Component data from apps and pages:
=-=-=-=-=

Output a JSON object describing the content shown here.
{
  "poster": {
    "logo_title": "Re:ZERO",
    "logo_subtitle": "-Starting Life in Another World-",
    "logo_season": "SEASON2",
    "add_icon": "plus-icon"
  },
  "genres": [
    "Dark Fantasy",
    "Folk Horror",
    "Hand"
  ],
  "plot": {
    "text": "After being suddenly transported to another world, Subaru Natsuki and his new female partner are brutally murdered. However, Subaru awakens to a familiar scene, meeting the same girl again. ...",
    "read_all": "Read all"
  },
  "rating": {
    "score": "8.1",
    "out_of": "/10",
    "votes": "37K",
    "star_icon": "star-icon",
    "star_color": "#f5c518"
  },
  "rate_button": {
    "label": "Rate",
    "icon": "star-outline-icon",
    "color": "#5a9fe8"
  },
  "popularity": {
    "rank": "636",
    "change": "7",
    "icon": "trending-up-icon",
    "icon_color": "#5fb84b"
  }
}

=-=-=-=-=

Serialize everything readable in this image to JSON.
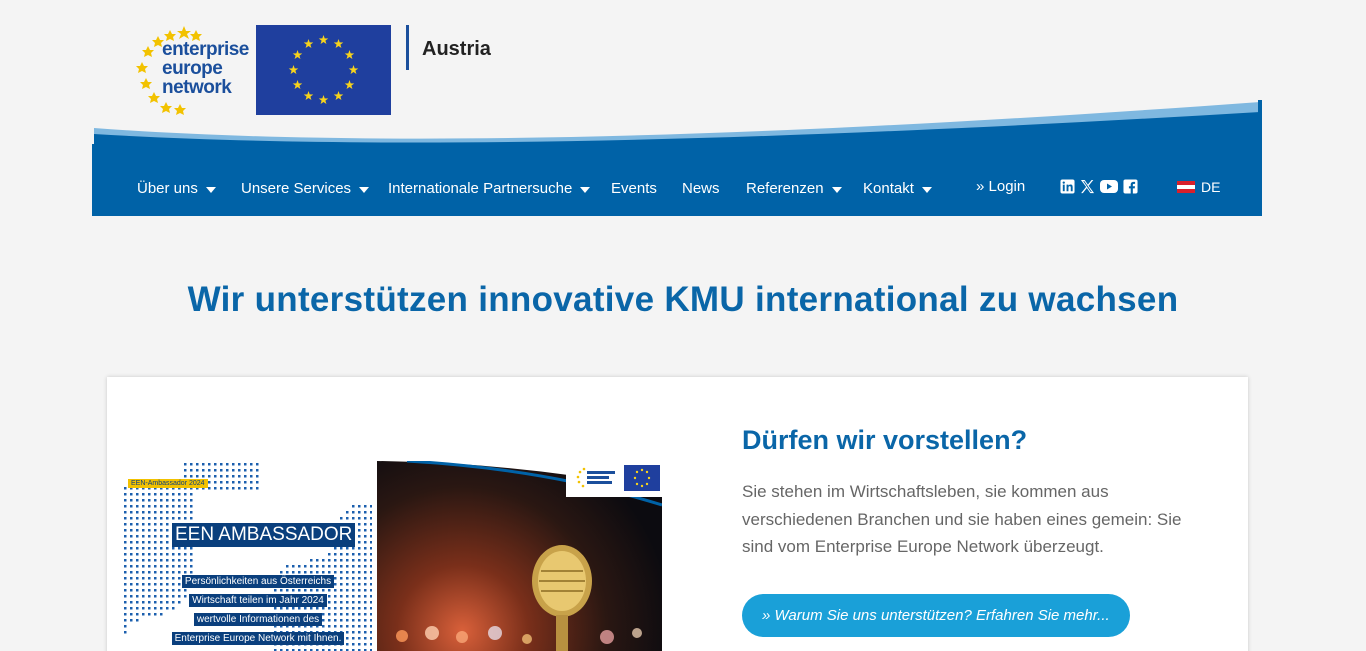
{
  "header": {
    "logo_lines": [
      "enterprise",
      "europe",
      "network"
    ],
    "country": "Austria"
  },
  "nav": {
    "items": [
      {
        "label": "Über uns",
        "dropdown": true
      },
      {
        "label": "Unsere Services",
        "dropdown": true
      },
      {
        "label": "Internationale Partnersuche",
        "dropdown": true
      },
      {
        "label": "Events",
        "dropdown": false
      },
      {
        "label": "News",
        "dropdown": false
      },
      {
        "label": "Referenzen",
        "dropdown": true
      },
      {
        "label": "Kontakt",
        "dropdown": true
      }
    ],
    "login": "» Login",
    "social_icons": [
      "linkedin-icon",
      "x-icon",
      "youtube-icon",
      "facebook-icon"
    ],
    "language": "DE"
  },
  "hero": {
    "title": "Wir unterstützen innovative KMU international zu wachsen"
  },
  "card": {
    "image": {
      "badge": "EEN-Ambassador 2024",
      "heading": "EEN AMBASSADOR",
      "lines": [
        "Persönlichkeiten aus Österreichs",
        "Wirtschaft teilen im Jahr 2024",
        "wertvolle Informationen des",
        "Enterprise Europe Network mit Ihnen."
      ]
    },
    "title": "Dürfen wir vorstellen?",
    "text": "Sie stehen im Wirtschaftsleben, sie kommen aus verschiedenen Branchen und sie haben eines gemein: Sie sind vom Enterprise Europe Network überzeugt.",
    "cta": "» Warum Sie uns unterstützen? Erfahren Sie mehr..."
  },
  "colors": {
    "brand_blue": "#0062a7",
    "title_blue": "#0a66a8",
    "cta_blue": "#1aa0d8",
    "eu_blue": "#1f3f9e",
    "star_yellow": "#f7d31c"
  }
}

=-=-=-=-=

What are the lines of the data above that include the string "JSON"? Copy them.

Output a JSON object describing the content shown here.
Serialize everything readable in this image to JSON.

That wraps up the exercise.